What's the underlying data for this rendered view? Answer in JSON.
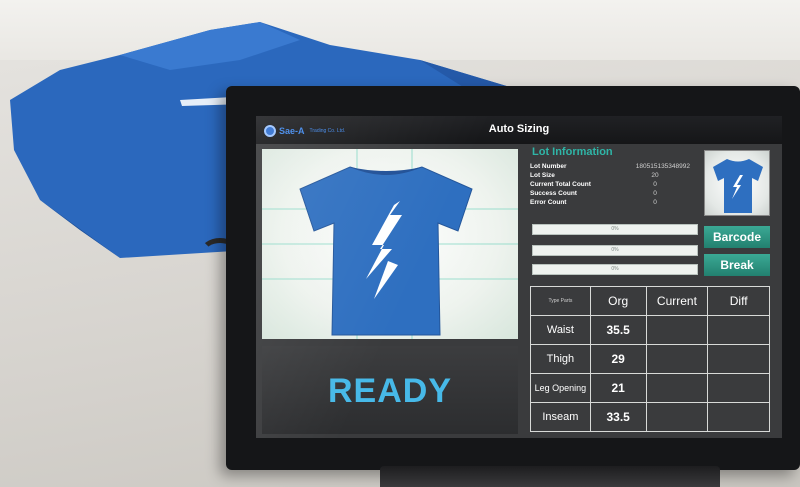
{
  "app": {
    "logo_text": "Sae-A",
    "logo_subtext": "Trading Co. Ltd.",
    "title": "Auto Sizing"
  },
  "colors": {
    "accent": "#2fb5a7",
    "status_text": "#47b9e8",
    "button": "#2a9583",
    "shirt": "#2e6fc0"
  },
  "lot_info": {
    "header": "Lot Information",
    "rows": [
      {
        "label": "Lot Number",
        "value": "180515135348992"
      },
      {
        "label": "Lot Size",
        "value": "20"
      },
      {
        "label": "Current Total Count",
        "value": "0"
      },
      {
        "label": "Success Count",
        "value": "0"
      },
      {
        "label": "Error Count",
        "value": "0"
      }
    ]
  },
  "progress_bars": [
    {
      "label": "0%",
      "value": 0
    },
    {
      "label": "0%",
      "value": 0
    },
    {
      "label": "0%",
      "value": 0
    }
  ],
  "buttons": {
    "barcode": "Barcode",
    "break": "Break"
  },
  "status": "READY",
  "measurements": {
    "headers": {
      "corner": "Type  Parts",
      "org": "Org",
      "current": "Current",
      "diff": "Diff"
    },
    "rows": [
      {
        "part": "Waist",
        "org": "35.5",
        "current": "",
        "diff": ""
      },
      {
        "part": "Thigh",
        "org": "29",
        "current": "",
        "diff": ""
      },
      {
        "part": "Leg Opening",
        "org": "21",
        "current": "",
        "diff": ""
      },
      {
        "part": "Inseam",
        "org": "33.5",
        "current": "",
        "diff": ""
      }
    ]
  },
  "icons": {
    "logo": "sae-a-logo-icon",
    "shirt_preview": "tshirt-lightning-icon",
    "thumbnail": "tshirt-thumbnail-icon"
  }
}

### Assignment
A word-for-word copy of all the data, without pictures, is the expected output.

### Answer space
What's the underlying data for this rendered view? Answer in JSON.
{
  "app": {
    "logo_text": "Sae-A",
    "logo_subtext": "Trading Co. Ltd.",
    "title": "Auto Sizing"
  },
  "colors": {
    "accent": "#2fb5a7",
    "status_text": "#47b9e8",
    "button": "#2a9583",
    "shirt": "#2e6fc0"
  },
  "lot_info": {
    "header": "Lot Information",
    "rows": [
      {
        "label": "Lot Number",
        "value": "180515135348992"
      },
      {
        "label": "Lot Size",
        "value": "20"
      },
      {
        "label": "Current Total Count",
        "value": "0"
      },
      {
        "label": "Success Count",
        "value": "0"
      },
      {
        "label": "Error Count",
        "value": "0"
      }
    ]
  },
  "progress_bars": [
    {
      "label": "0%",
      "value": 0
    },
    {
      "label": "0%",
      "value": 0
    },
    {
      "label": "0%",
      "value": 0
    }
  ],
  "buttons": {
    "barcode": "Barcode",
    "break": "Break"
  },
  "status": "READY",
  "measurements": {
    "headers": {
      "corner": "Type  Parts",
      "org": "Org",
      "current": "Current",
      "diff": "Diff"
    },
    "rows": [
      {
        "part": "Waist",
        "org": "35.5",
        "current": "",
        "diff": ""
      },
      {
        "part": "Thigh",
        "org": "29",
        "current": "",
        "diff": ""
      },
      {
        "part": "Leg Opening",
        "org": "21",
        "current": "",
        "diff": ""
      },
      {
        "part": "Inseam",
        "org": "33.5",
        "current": "",
        "diff": ""
      }
    ]
  },
  "icons": {
    "logo": "sae-a-logo-icon",
    "shirt_preview": "tshirt-lightning-icon",
    "thumbnail": "tshirt-thumbnail-icon"
  }
}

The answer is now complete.